Mocking Kubernetes

Along with the client this project also provide a kubernetes mock server that you can use for testing purposes. The mock server is based on https://github.com/square/okhttp/tree/master/mockwebserver but is empowered by the DSL and features provided by https://github.com/fabric8io/mockwebserver.

The Mock Web Server has two modes of operation:

  • Expectations mode
  • CRUD mode

Expectations mode

It's the typical mode where you first set which are the expected http requests and which should be the responses for each request. More details on usage can be found at: https://github.com/fabric8io/mockwebserver

This mode has been extensively used for testing the client itself. Make sure you check kubernetes-test.

To add a Kubernetes server to your test:

 @Rule
 public KubernetesServer server = new KubernetesServer();

CRUD mode

Defining every single request and response can become tiresome. Given that in most cases the mock webserver is used to perform simple crud based operations, a crud mode has been added. When using the crud mode, the mock web server will store, read, update and delete kubernetes resources using an in memory map and will appear as a real api server.

To add a Kubernetes Server in crud mode to your test:

 @Rule
 public KubernetesServer server = new KubernetesServer(true, true);

Then you can use the server like:

@Test
public void testInCrudMode() {
KubernetesClient client = server.getClient();
  //CREATE
  client.pods().inNamespace("ns1").create(new PodBuilder().withNewMetadata().withName("pod1").endMetadata().build());

  //READ
  podList = client.pods().inNamespace("ns1").list();
  assertNotNull(podList);
  assertEquals(1, podList.getItems().size());

  //DELETE
  client.pods().inNamespace("ns1").withName("pod1").delete();

  //READ AGAIN
  podList = client.pods().inNamespace("ns1").list();
  assertNotNull(podList);
  assertEquals(0, podList.getItems().size());
}

Compatibility Matrix

Kubernetes 1.4.9 Kubernetes 1.6.0 Kubernetes 1.7.0 Kubernetes 1.9.0
kubernetes-client 1.3.92 + + - -
kubernetes-client 3.0.3 - - -
kubernetes-client 3.0.10 -
kubernetes-client 3.0.11 -
kubernetes-client 3.1.12 -
kubernetes-client 3.2.0 -
kubernetes-client 4.0.0 -
OpenShift 3.6.0 OpenShift 3.7.0 OpenShift 3.9.0
kubernetes-client 1.3.92 + - -
kubernetes-client 3.0.3 - -
kubernetes-client 3.0.10
kubernetes-client 3.0.11
kubernetes-client 3.1.12
kubernetes-client 3.2.0
kubernetes-client 4.0.0

Major Changes in Kubernetes Client 4.0.0

All the resource objects used here will be according to OpenShift 3.9.0 and Kubernetes 1.9.0. All the resource objects will give all the fields according to OpenShift 3.9.0 and Kubernetes 1.9.0

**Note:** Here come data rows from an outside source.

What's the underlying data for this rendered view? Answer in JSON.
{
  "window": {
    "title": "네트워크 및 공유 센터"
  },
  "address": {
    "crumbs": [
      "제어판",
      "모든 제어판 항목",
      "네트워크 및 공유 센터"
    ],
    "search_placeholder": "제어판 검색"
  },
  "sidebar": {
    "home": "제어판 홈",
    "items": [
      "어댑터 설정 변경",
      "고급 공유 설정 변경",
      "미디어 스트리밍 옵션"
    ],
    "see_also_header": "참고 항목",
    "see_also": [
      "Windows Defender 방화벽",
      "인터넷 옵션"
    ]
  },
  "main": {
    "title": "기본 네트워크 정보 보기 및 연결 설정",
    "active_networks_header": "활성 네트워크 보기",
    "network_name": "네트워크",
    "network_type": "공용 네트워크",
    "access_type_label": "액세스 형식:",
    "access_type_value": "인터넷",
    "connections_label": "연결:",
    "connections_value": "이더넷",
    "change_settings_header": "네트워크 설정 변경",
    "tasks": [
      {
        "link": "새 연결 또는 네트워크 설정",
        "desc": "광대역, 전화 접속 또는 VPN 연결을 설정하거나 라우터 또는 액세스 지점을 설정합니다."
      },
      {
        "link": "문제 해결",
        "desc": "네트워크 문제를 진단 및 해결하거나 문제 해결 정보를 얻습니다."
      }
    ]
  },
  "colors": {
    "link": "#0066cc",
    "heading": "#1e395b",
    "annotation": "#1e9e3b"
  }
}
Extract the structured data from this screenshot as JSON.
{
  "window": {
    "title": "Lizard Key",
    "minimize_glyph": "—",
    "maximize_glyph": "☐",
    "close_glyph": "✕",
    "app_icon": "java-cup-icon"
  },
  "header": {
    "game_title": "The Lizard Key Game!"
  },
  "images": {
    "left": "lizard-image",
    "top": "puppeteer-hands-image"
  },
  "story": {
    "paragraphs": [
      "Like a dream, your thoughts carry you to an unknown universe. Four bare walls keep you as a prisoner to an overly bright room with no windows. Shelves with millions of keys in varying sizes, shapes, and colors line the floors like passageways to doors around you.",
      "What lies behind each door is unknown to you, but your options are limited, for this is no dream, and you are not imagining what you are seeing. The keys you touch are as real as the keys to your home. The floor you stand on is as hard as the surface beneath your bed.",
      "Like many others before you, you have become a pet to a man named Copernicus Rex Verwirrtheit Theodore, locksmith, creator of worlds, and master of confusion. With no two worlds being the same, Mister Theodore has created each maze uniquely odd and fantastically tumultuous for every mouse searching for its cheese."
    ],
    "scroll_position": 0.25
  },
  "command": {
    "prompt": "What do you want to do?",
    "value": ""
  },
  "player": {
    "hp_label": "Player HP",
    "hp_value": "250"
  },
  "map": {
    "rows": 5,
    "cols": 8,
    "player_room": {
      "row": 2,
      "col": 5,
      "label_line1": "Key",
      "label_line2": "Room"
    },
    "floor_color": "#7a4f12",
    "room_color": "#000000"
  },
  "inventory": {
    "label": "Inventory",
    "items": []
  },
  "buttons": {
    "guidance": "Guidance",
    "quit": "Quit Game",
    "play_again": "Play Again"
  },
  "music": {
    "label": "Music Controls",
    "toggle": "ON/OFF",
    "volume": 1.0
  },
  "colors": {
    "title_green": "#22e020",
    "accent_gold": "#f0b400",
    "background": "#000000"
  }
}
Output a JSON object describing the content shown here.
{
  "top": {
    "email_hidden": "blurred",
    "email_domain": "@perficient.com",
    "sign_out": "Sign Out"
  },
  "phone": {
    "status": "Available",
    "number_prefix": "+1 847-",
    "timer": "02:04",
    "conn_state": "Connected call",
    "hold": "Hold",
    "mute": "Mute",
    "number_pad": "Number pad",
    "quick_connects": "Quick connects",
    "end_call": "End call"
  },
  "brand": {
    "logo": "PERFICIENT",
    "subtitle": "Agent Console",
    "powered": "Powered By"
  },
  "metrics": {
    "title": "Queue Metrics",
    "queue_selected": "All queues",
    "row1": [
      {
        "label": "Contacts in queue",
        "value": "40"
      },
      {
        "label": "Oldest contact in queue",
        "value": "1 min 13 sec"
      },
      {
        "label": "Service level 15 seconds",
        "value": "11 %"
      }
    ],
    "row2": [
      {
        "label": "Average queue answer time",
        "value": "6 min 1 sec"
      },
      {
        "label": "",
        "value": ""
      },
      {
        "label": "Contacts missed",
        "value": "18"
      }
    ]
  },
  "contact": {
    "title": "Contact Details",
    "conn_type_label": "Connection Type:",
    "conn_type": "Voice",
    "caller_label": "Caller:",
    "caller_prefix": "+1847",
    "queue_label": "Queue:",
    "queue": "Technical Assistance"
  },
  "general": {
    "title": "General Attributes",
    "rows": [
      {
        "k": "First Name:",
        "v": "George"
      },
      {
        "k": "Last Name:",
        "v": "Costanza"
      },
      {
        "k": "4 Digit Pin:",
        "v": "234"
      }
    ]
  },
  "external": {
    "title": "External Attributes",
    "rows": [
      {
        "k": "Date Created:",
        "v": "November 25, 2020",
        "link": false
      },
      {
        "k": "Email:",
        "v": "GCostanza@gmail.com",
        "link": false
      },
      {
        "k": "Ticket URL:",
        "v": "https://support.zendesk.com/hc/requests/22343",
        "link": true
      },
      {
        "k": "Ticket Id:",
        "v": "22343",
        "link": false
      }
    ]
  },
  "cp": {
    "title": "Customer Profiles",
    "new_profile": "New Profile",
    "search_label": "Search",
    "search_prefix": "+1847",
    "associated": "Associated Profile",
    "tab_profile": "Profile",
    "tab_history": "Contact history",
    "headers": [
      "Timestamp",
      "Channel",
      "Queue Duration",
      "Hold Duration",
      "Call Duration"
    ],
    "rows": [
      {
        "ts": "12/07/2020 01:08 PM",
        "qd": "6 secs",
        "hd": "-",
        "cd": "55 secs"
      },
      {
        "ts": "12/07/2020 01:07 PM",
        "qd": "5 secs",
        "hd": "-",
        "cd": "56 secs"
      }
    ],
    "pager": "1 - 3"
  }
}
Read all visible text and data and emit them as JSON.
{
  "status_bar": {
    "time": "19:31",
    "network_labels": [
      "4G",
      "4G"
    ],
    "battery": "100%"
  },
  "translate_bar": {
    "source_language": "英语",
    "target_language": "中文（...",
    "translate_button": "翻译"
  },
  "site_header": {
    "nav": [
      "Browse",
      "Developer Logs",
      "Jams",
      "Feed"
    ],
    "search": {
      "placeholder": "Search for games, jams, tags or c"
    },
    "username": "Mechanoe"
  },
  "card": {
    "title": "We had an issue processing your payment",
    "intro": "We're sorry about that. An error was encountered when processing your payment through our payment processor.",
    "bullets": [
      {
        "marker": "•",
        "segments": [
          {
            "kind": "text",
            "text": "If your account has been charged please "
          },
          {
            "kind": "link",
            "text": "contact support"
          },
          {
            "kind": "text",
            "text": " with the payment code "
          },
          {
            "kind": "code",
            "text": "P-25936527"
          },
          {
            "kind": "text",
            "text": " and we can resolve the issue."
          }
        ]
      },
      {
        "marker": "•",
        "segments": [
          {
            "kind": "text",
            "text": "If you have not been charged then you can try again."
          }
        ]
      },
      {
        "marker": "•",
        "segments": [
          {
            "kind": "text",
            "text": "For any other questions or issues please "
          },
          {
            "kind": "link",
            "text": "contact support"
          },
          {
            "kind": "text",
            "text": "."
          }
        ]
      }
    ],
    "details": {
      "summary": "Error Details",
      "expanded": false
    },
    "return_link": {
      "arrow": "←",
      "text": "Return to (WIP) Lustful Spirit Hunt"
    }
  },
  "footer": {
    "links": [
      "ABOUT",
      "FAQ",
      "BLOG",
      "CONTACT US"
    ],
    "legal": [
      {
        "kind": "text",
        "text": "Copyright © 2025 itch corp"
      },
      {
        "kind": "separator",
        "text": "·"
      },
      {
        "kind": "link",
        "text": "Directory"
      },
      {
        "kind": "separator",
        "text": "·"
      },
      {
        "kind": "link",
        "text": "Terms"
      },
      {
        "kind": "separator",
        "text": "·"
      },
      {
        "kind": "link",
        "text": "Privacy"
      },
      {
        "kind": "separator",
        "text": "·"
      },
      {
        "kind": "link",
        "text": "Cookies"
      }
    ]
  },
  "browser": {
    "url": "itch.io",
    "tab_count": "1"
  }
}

  • SecurityContextConstraints has been moved to OpenShift client from Kubernetes Client
  • Job dsl is in both batch and extensions(Extensions is deprecated)
  • DaemonSet dsl is in both apps and extensions(Extensions is deprecated)
  • Deployment dsl is in both apps and extensions(Extensions is deprecated)
  • ReplicaSet dsl is in both apps and extensions(Extensions is deprecated)
  • NetworkPolicy dsl is in both network and extensiosn(Extensions is deprecated)
  • Storage Class moved from client base DSL to storage DSL
  • PodSecurityPolicies moved from client base DSL and extensions to only extensions
  • ThirdPartyResource has been removed.

Who uses Kubernetes & OpenShift Java client?

Extensions:

Frameworks/Libraries/Tools:

CI Plugins:

Build Tools:

Platforms:

As our community grows, we would like to track keep track of our users. Please send a PR with your organization/community name.

Tests we run for every new Pull Request

There are the links of the CircleCI and Jenkins for the tests which run for every new Pull Request. You can view all the recent builds also.

To get the updates about the releases, you can join https://groups.google.com/forum/embed/?place=forum/fabric8-devclients